24 March 2020
Key success at the European Court of Justice
The Court of Justice of the European Union (CJEU) ruled to declare a provision of the Hungarian asylum act, introduced in July 2018 as contrary to EU law. The Hungarian regulation introduced a new inadmissibility concept, the ‘safe transit country’ based on which asylum seekers have been automatically rejected without an in-merit examination of their application since the summer of 2018. Not only has the Syrian Kurd client of the Hungarian Helsinki Committee won at the Court, but others treated alike have been given the chance of a fair asylum procedure in Hungary.
Amendments to the Hungarian Asylum Act entered into force on 1 July 2018 that put asylum seekers in an absurdly difficult situation. The Hungarian Helsinki Committee has warned from the outset that these changes are in breach of EU law.
The amendment introduced a new ground to declare applications inadmissible, resulting in the rejection of applications without an in-merit examination. EU law allows for inadmissibility procedures based on an exhaustive list of grounds. For example, if the applicant has already been granted protection elsewhere, or if, he/she is submitting another application without any significantly new circumstance after his/her application for asylum has previously been rejected.
However, the Hungarian legislation has created a new ground to declare an application inadmissible, which does not exist in EU law. According to it, an applicant who travelled through a country where they are not exposed to persecution or serious harm, or who had adequate protection in that country could also be rejected without an in-merit examination.
Asylum can only be sought in one of the two transit zones in Hungary, both to which entry is only possible from Serbia. As a result of the new inadmissibility ground, almost all applicants were rejected without an in-merit examination of why they had to flee their homes.
This is what happened to our client in the summer of 2018. He was never questioned by the Hungarian authorities about why he had to flee Syria or whether he could return to his war-torn country without risk of persecution or serious harm. The Hungarian authority was only interested in whether he travelled through Serbia. As all asylum seekers in the transit zones travelled through Serbia, the Hungarian authorities produced rejection decisions and expulsion orders automatically.
The HHC provided legal representation to the Syrian Kurd LH. In the course of the judicial review of his rejection decision, we drew the attention of the Budapest Administrative and Labour Court to the apparent contradiction between domestic and EU legislation. The judge of the case asked the Court of Justice of the European Union to clarify the matter. For the same reason, the European Commission also launched an infringement procedure against Hungary.

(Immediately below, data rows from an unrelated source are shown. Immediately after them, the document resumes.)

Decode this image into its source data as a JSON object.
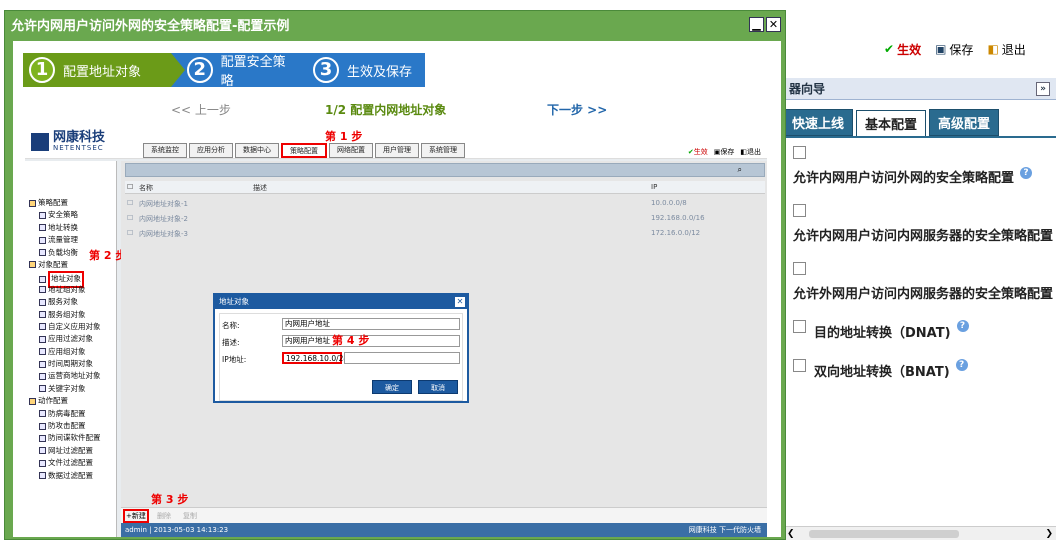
{
  "background": {
    "toolbar": {
      "apply": "生效",
      "save": "保存",
      "exit": "退出"
    }
  },
  "right_panel": {
    "title": "器向导",
    "tabs": [
      "快速上线",
      "基本配置",
      "高级配置"
    ],
    "items": [
      {
        "label": "允许内网用户访问外网的安全策略配置"
      },
      {
        "label": "允许内网用户访问内网服务器的安全策略配置"
      },
      {
        "label": "允许外网用户访问内网服务器的安全策略配置"
      },
      {
        "label": "目的地址转换（DNAT)"
      },
      {
        "label": "双向地址转换（BNAT)"
      }
    ]
  },
  "modal": {
    "title": "允许内网用户访问外网的安全策略配置-配置示例",
    "steps": [
      {
        "num": "1",
        "label": "配置地址对象"
      },
      {
        "num": "2",
        "label": "配置安全策略"
      },
      {
        "num": "3",
        "label": "生效及保存"
      }
    ],
    "nav": {
      "prev": "<< 上一步",
      "current": "1/2 配置内网地址对象",
      "next": "下一步 >>"
    }
  },
  "screenshot": {
    "logo_cn": "网康科技",
    "logo_en": "NETENTSEC",
    "tabs": [
      "系统监控",
      "应用分析",
      "数据中心",
      "策略配置",
      "网络配置",
      "用户管理",
      "系统管理"
    ],
    "selected_tab": 3,
    "tools": {
      "apply": "生效",
      "save": "保存",
      "exit": "退出"
    },
    "annotations": {
      "step1": "第 1 步",
      "step2": "第 2 步",
      "step3": "第 3 步",
      "step4": "第 4 步"
    },
    "tree": [
      {
        "type": "group",
        "label": "策略配置"
      },
      {
        "type": "child",
        "label": "安全策略"
      },
      {
        "type": "child",
        "label": "地址转换"
      },
      {
        "type": "child",
        "label": "流量管理"
      },
      {
        "type": "child",
        "label": "负载均衡"
      },
      {
        "type": "group",
        "label": "对象配置"
      },
      {
        "type": "child",
        "label": "地址对象",
        "highlight": true
      },
      {
        "type": "child",
        "label": "地址组对象"
      },
      {
        "type": "child",
        "label": "服务对象"
      },
      {
        "type": "child",
        "label": "服务组对象"
      },
      {
        "type": "child",
        "label": "自定义应用对象"
      },
      {
        "type": "child",
        "label": "应用过滤对象"
      },
      {
        "type": "child",
        "label": "应用组对象"
      },
      {
        "type": "child",
        "label": "时间周期对象"
      },
      {
        "type": "child",
        "label": "运营商地址对象"
      },
      {
        "type": "child",
        "label": "关键字对象"
      },
      {
        "type": "group",
        "label": "动作配置"
      },
      {
        "type": "child",
        "label": "防病毒配置"
      },
      {
        "type": "child",
        "label": "防攻击配置"
      },
      {
        "type": "child",
        "label": "防间谍软件配置"
      },
      {
        "type": "child",
        "label": "网址过滤配置"
      },
      {
        "type": "child",
        "label": "文件过滤配置"
      },
      {
        "type": "child",
        "label": "数据过滤配置"
      }
    ],
    "grid": {
      "headers": [
        "名称",
        "描述",
        "IP"
      ],
      "rows": [
        {
          "name": "内网地址对象-1",
          "desc": "",
          "ip": "10.0.0.0/8"
        },
        {
          "name": "内网地址对象-2",
          "desc": "",
          "ip": "192.168.0.0/16"
        },
        {
          "name": "内网地址对象-3",
          "desc": "",
          "ip": "172.16.0.0/12"
        }
      ]
    },
    "bottom": {
      "new": "新建",
      "delete": "删除",
      "copy": "复制"
    },
    "status": {
      "left": "admin | 2013-05-03 14:13:23",
      "right": "网康科技 下一代防火墙"
    },
    "dialog": {
      "title": "地址对象",
      "name_label": "名称:",
      "name_value": "内网用户地址",
      "desc_label": "描述:",
      "desc_value": "内网用户地址",
      "ip_label": "IP地址:",
      "ip_value": "192.168.10.0/24",
      "ok": "确定",
      "cancel": "取消"
    }
  }
}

The CJEU judgment in the LH case reiterated our position and clarified that the new Hungarian inadmissibility ground is in breach of EU law and cannot be applied anymore.
“Since the introduction of the law, we have been saying that the new regulation is contrary to EU law. We have also referred to this in Hungarian court proceedings. Nonetheless, the asylum authority has enforced the illegal legislation en masse. It is important that today’s judgment is not only about LH, but also about those hundreds who are currently waiting in metal containers surrounded by barbed wire to finally have their case examined by the Hungarian authorities. Our success today is also an important victory for them,” said Barbara Pohárnok, attorney, legal representative of LH, assessing the judgment.
In the case of another asylum-seeking client of the Hungarian Helsinki Committee the CJEU also delivered its decision on 19 March. That case concerned the domestic court’s right to change the decision of the asylum authority. The Court ruled, in line with its previous Torubarov judgment where the HHC provided legal representation too, a domestic court must grant protection to the applicant in case a previous instruction of the court was ignored by the asylum authority..
These two judgments also ruled certain short procedural deadlines as contrary to EU law, providing Hungarian judges the opportunity to examine appeals longer than provided for by domestic law in case it is needed for delivering a judgment.